new poems

Thrilled to get my hands on the latest copy of Obsidian: Literature & Arts in the African Diaspora. There are five of my recent poems in issue 45.1 along with fantastic work by some of my favorites, Cynthia Manick and Douglas Kearney as well as voices that are new to me. Thank you to the editors for putting together another wonderful issue!

Subscribe to Obsidian & support the work here: https://obsidianlit.org/subscribe/

meditation in an emergency

While I was off meditating in the California hills, the good folks at The Poetry Project put together a feature of some of the writing that was produced in our Meditation in an emergency workshop this Fall.

New work from Janae Brux, Anna Gurton-Wachter, E.C. Kane, Peter Bogart Johnson, Susana Malo, Ryan Nowlin, Victoria Ordway and Serge Rodriguez is now online at https://www.poetryproject.org/publications/work-from-meditations-in-an-emergency/.
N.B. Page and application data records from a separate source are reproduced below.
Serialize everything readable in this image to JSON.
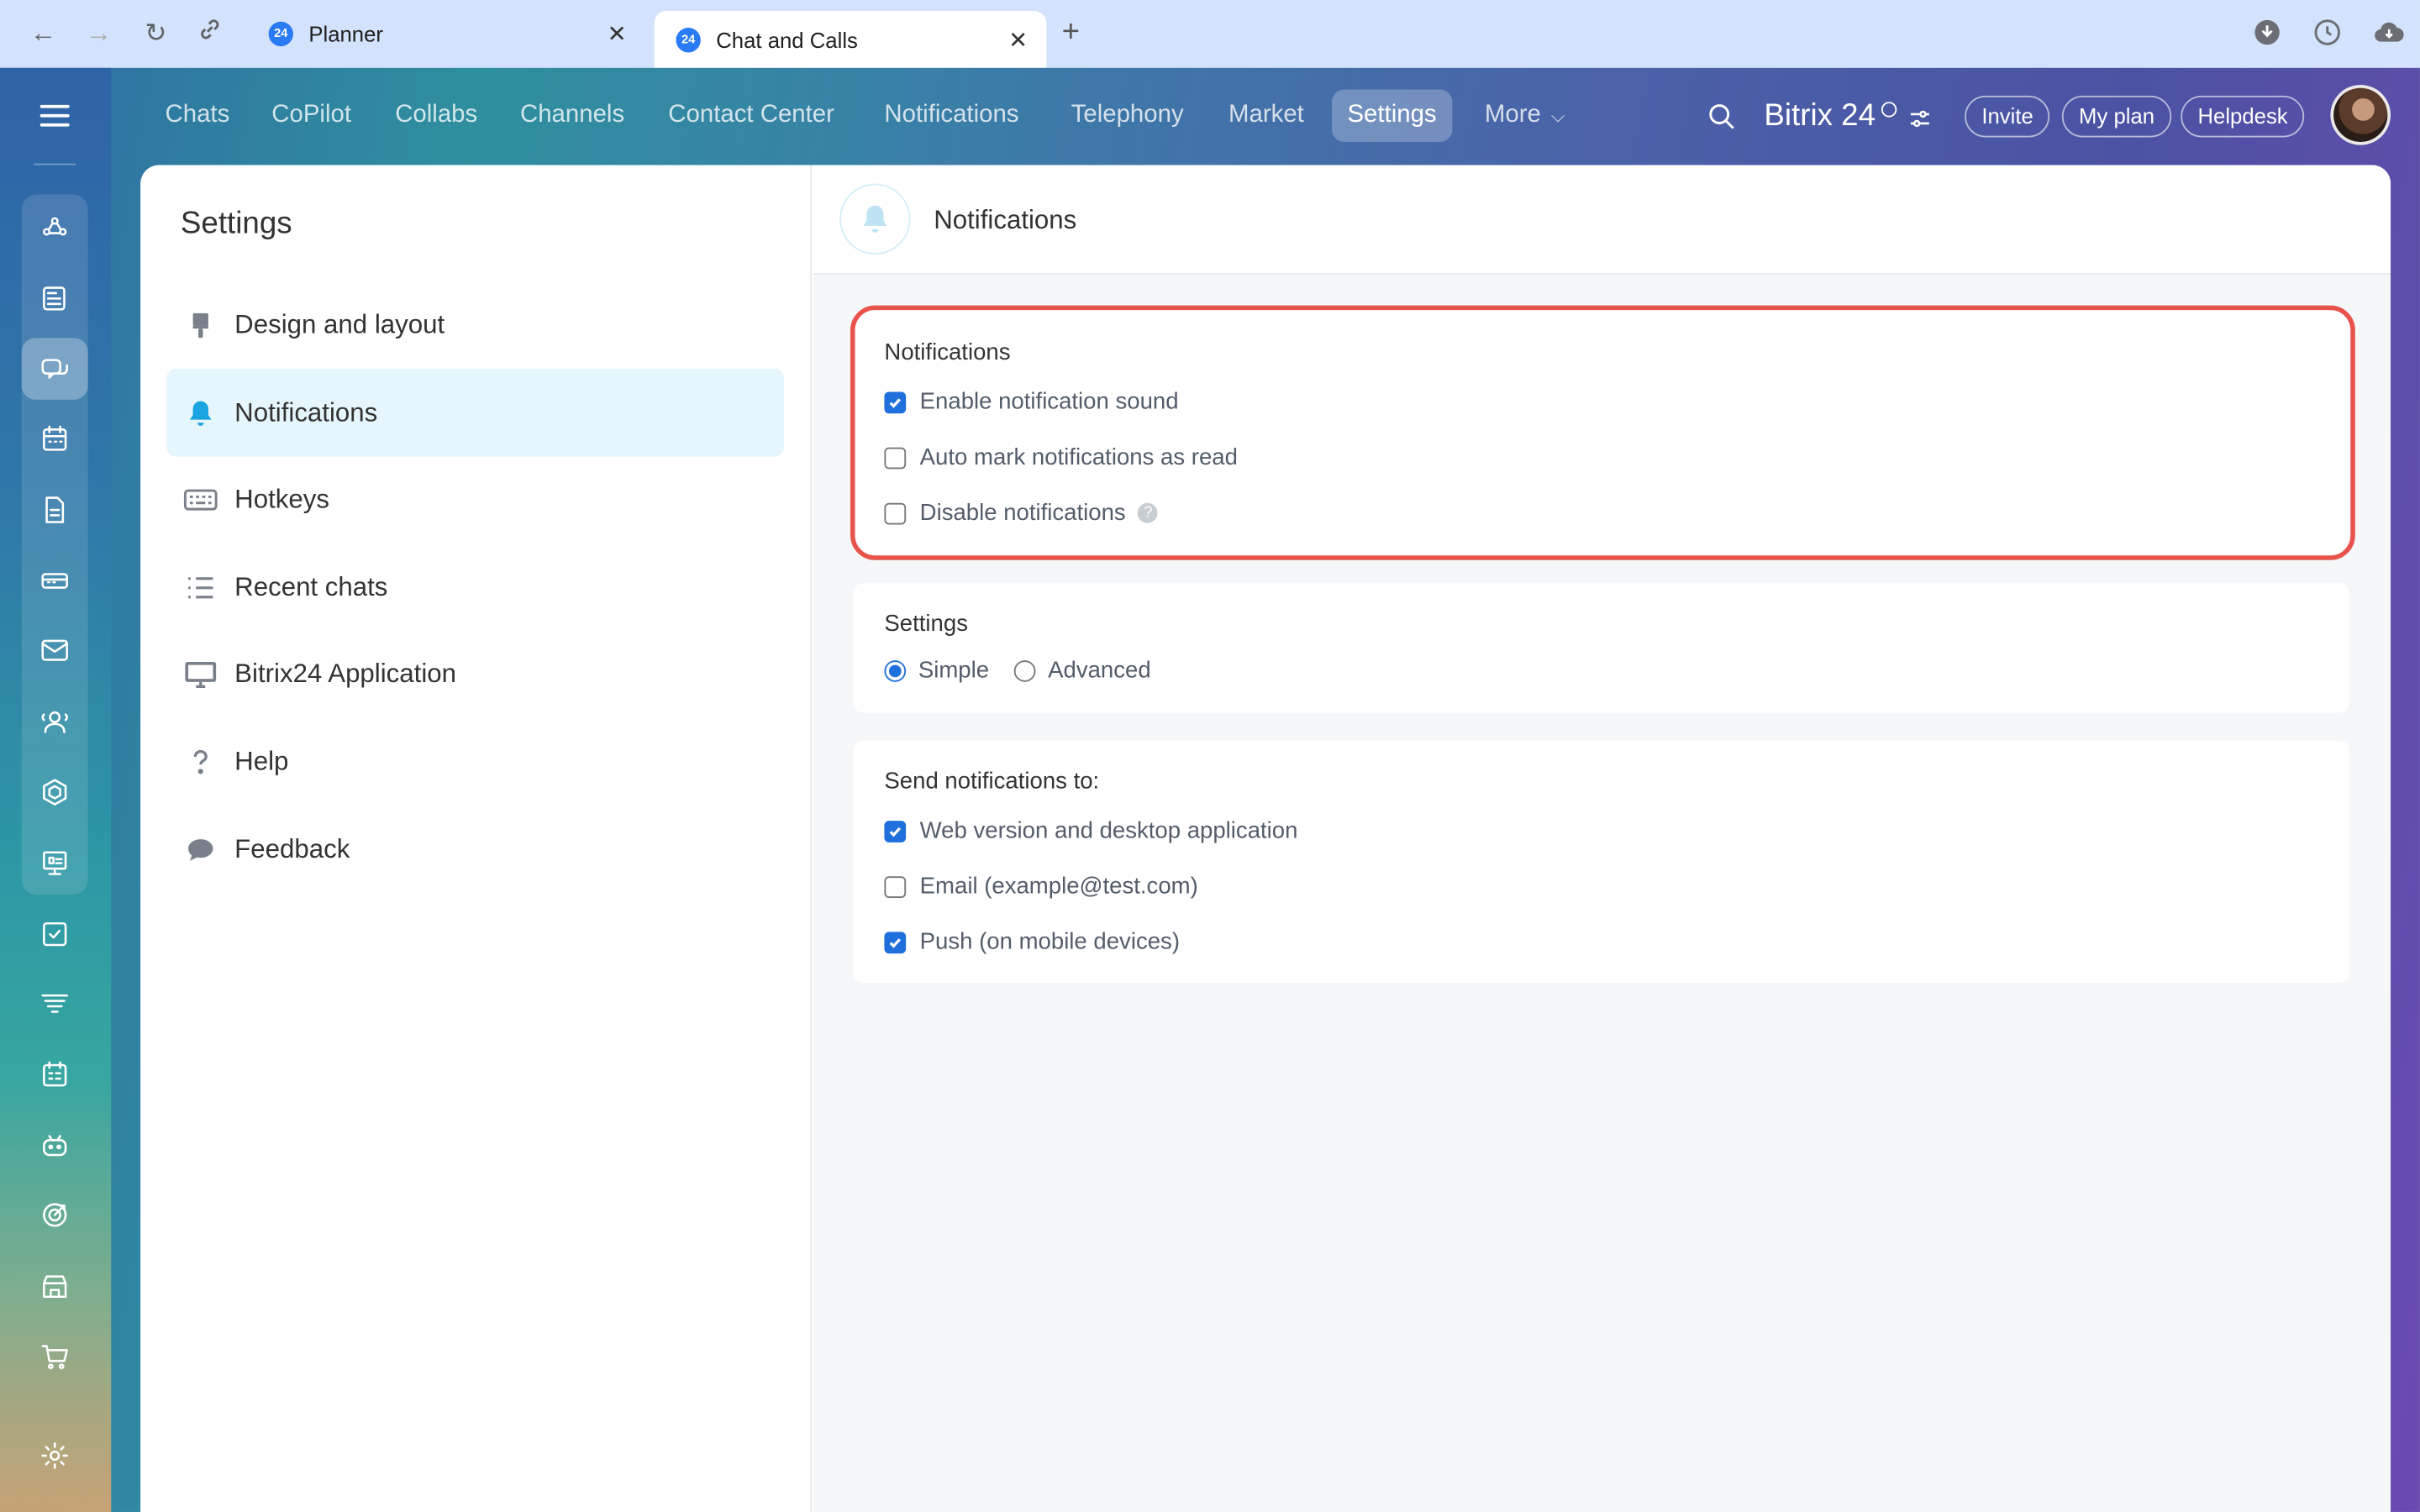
{
  "browser": {
    "tabs": [
      {
        "title": "Planner",
        "favicon": "24"
      },
      {
        "title": "Chat and Calls",
        "favicon": "24"
      }
    ],
    "close_glyph": "✕",
    "new_tab_glyph": "+"
  },
  "topnav": {
    "items": [
      "Chats",
      "CoPilot",
      "Collabs",
      "Channels",
      "Contact Center",
      "Notifications",
      "Telephony",
      "Market",
      "Settings",
      "More"
    ],
    "active": "Settings",
    "more_chevron": "⌵",
    "brand": "Bitrix 24",
    "buttons": [
      "Invite",
      "My plan",
      "Helpdesk"
    ]
  },
  "sidebar": {
    "title": "Settings",
    "items": [
      {
        "label": "Design and layout",
        "icon": "brush-icon"
      },
      {
        "label": "Notifications",
        "icon": "bell-icon",
        "active": true
      },
      {
        "label": "Hotkeys",
        "icon": "keyboard-icon"
      },
      {
        "label": "Recent chats",
        "icon": "list-icon"
      },
      {
        "label": "Bitrix24 Application",
        "icon": "monitor-icon"
      },
      {
        "label": "Help",
        "icon": "question-icon"
      },
      {
        "label": "Feedback",
        "icon": "speech-bubble-icon"
      }
    ]
  },
  "content": {
    "title": "Notifications",
    "notifications_card": {
      "title": "Notifications",
      "options": [
        {
          "label": "Enable notification sound",
          "checked": true
        },
        {
          "label": "Auto mark notifications as read",
          "checked": false
        },
        {
          "label": "Disable notifications",
          "checked": false,
          "help": "?"
        }
      ]
    },
    "settings_card": {
      "title": "Settings",
      "options": [
        {
          "label": "Simple",
          "selected": true
        },
        {
          "label": "Advanced",
          "selected": false
        }
      ]
    },
    "send_card": {
      "title": "Send notifications to:",
      "options": [
        {
          "label": "Web version and desktop application",
          "checked": true
        },
        {
          "label": "Email (example@test.com)",
          "checked": false
        },
        {
          "label": "Push (on mobile devices)",
          "checked": true
        }
      ]
    }
  },
  "colors": {
    "accent": "#1f6fdd",
    "highlight": "#e8534b",
    "active_sidebar": "#e5f6fc"
  }
}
I’m grateful to have had the opportunity to share some writing & meditation practices with this group. It’s wonderful to see some of what grew out of our time together. Join us next week for a free reading from workshop participants: Thursday December 12th at 8pm. The Poetry Project is located at 131 E. 10th St. NYC. Facebook event details here.

Accessibility: St. Mark’s Church is wheelchair accessible. Please call The Poetry Project at 212-674-0910 in advance of events to arrange accessibility. Please note on Fridays between 8-9:30pm the wheelchair accessible all gender bathrooms on the ground floor are unavailable because another arts project has performances in the sanctuary. There are All-Gender bathrooms on the second floor of the church. To access Parish Hall, attendees must pass through the main sanctuary and a corridor. There are 2 sets of double doors and two single doors to go through. The smallest of these doors at the end of the corridor is 28.5 inches wide. The Poetry Project will arrange for an ASL interpreter for any event with one week’s advance notice.
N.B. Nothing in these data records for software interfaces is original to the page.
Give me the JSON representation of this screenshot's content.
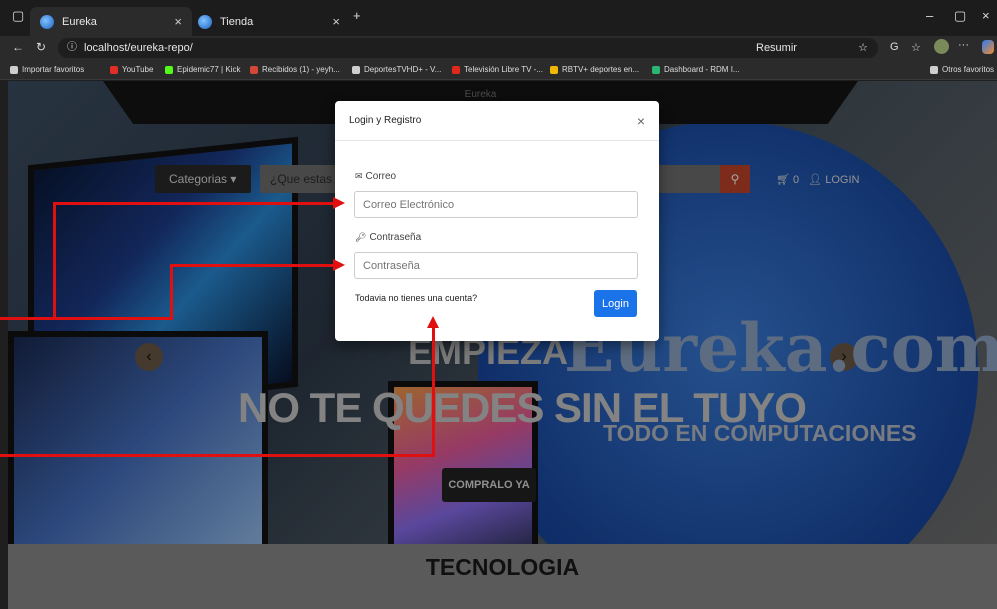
{
  "browser": {
    "tabs": [
      {
        "label": "Eureka"
      },
      {
        "label": "Tienda"
      }
    ],
    "url": "localhost/eureka-repo/",
    "resumir_label": "Resumir",
    "bookmarks": [
      {
        "label": "Importar favoritos",
        "color": "#cfcfcf"
      },
      {
        "label": "YouTube",
        "color": "#e52d27"
      },
      {
        "label": "Epidemic77 | Kick",
        "color": "#53fc18"
      },
      {
        "label": "Recibidos (1) - yeyh...",
        "color": "#d44638"
      },
      {
        "label": "DeportesTVHD+ - V...",
        "color": "#cfcfcf"
      },
      {
        "label": "Televisión Libre TV -...",
        "color": "#e0281a"
      },
      {
        "label": "RBTV+ deportes en...",
        "color": "#f2b705"
      },
      {
        "label": "Dashboard - RDM I...",
        "color": "#2bb673"
      }
    ],
    "other_favorites": "Otros favoritos"
  },
  "site": {
    "header_text": "Eureka",
    "categories_label": "Categorias ▾",
    "search_placeholder": "¿Que estas b",
    "cart_count": "0",
    "login_link": "LOGIN",
    "headline_1": "EMPIEZA",
    "headline_2": "NO TE QUEDES SIN EL TUYO",
    "brand": "Eureka.com",
    "tagline": "TODO EN COMPUTACIONES",
    "cta": "COMPRALO YA",
    "section_title": "TECNOLOGIA"
  },
  "modal": {
    "title": "Login y Registro",
    "close": "×",
    "email_label": "Correo",
    "email_placeholder": "Correo Electrónico",
    "password_label": "Contraseña",
    "password_placeholder": "Contraseña",
    "no_account": "Todavia no tienes una cuenta?",
    "login_button": "Login"
  },
  "colors": {
    "annotation": "#e01010",
    "primary_button": "#1a73e8",
    "search_button": "#c0432a"
  }
}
New Yorkers’ busy schedules

Our writing & meditation class at The Poetry Project, meditation in an emergency, continues apace. We made lots of little books last week. Above is an image from one of my own. I’m so grateful to get to offer what I love with/for others who share my interests. Writing and book making for me are gateways into flow states. There was so much wonderful energy and focus in the room, I didn’t want to disrupt it by documenting for social media. Participants will be sharing some of their own work at an upcoming reading at the Project in December.

meditation in an emergency
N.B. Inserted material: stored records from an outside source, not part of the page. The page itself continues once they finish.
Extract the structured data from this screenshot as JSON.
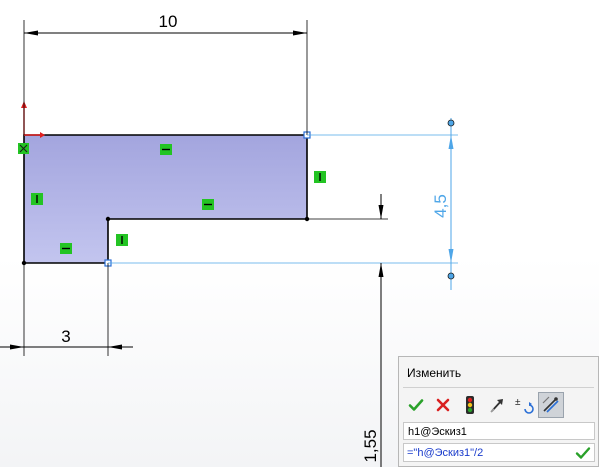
{
  "dimensions": {
    "top_width": "10",
    "left_segment": "3",
    "height_right": "4,5",
    "step_height": "1,55"
  },
  "modify_dialog": {
    "title": "Изменить",
    "toolbar": [
      {
        "name": "accept-icon",
        "color": "#2aa12a"
      },
      {
        "name": "cancel-icon",
        "color": "#d92020"
      },
      {
        "name": "rebuild-icon",
        "color": "#333333"
      },
      {
        "name": "mark-for-drawing-icon",
        "color": "#333333"
      },
      {
        "name": "reverse-sense-icon",
        "color": "#333333"
      },
      {
        "name": "dimension-options-icon",
        "color": "#333333"
      }
    ],
    "dimension_name": "h1@Эскиз1",
    "value_expression": "=\"h@Эскиз1\"/2"
  },
  "colors": {
    "region_fill_top": "#a6a8e0",
    "region_fill_bottom": "#c2c4ee",
    "sketch_line": "#000000",
    "dim_line_black": "#000000",
    "dim_line_blue": "#4ea6e8",
    "relation_marker": "#23c423",
    "origin": "#e02020"
  }
}
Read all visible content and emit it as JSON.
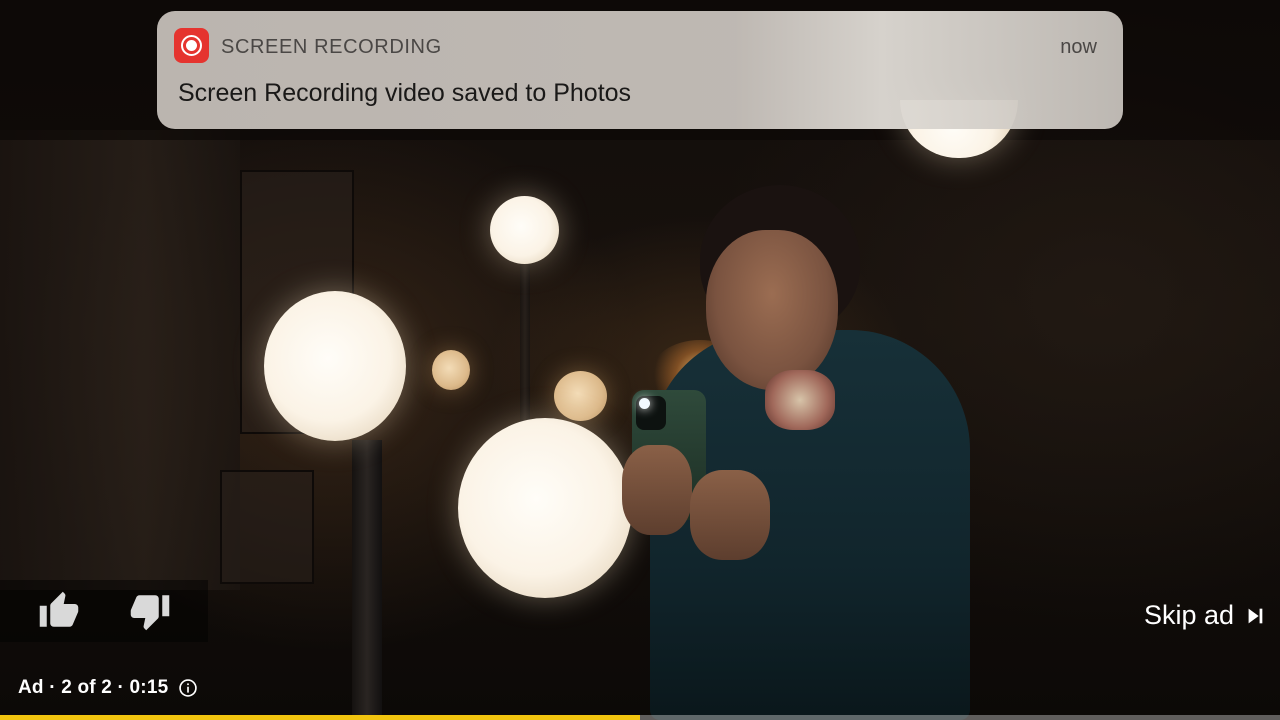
{
  "notification": {
    "app_name": "SCREEN RECORDING",
    "time": "now",
    "message": "Screen Recording video saved to Photos",
    "icon": "screen-recording-icon",
    "icon_color": "#e5342f"
  },
  "ad": {
    "status_text": "Ad · 2 of 2 · 0:15",
    "info_icon": "info-icon",
    "skip_label": "Skip ad",
    "skip_icon": "skip-next-icon",
    "like_icon": "thumbs-up-icon",
    "dislike_icon": "thumbs-down-icon",
    "progress_fraction": 0.5,
    "progress_color": "#f1c40f"
  }
}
“Each time my heart is broken it makes me feel more adventurous” Frank O’Hara

Next month, I’ll be guiding a workshop at The Poetry Project, meditation in an emergency. I tweaked Frank O’Hara’s title because it feels especially apt, but the workshop’s got nothing to do with Frank O’Hara.

It will be a practical class, a space to explore the present moment– lived, bodily experience– within and through the vehicle of writing. Utilizing a variety of generative writing exercises, meditation practices and discussion, this 5-week class invites participants to anchor in the body, the breath, sound and sensation and to translate this embodiment into their writing practices. The focus of this class is cultivating mindful awareness and generating new material. Previous meditation experience is not required.

EVENT DETAILS: Thursday, September 19, 2019, 7:00 pm – 9:00 pm
Parish Hall, St. Mark’s Church (131 E 10th St, New York, NY 10003)
Cost: $150 for 5 Sessions – 9/19, 9/26, 10/3, 10/17, 10/24.
Register online at The Poetry Project

Accessibility: Please call The Poetry Project at 212-674-0910 in advance to arrange accessibility. Please note on Thursdays & Fridays between 8-9:30pm the wheelchair accessible all gender bathrooms on the ground floor are unavailable because another arts project has performances in the sanctuary. There are All-Gender bathrooms on the second floor of the church. To access Parish Hall, attendees must pass through the main sanctuary and a corridor. There are 2 sets of double doors and two single doors to go through. The smallest of these doors at the end of the corridor is 28.5 inches wide. The Poetry Project will arrange for an ASL interpreter for any event with one week’s advance notice.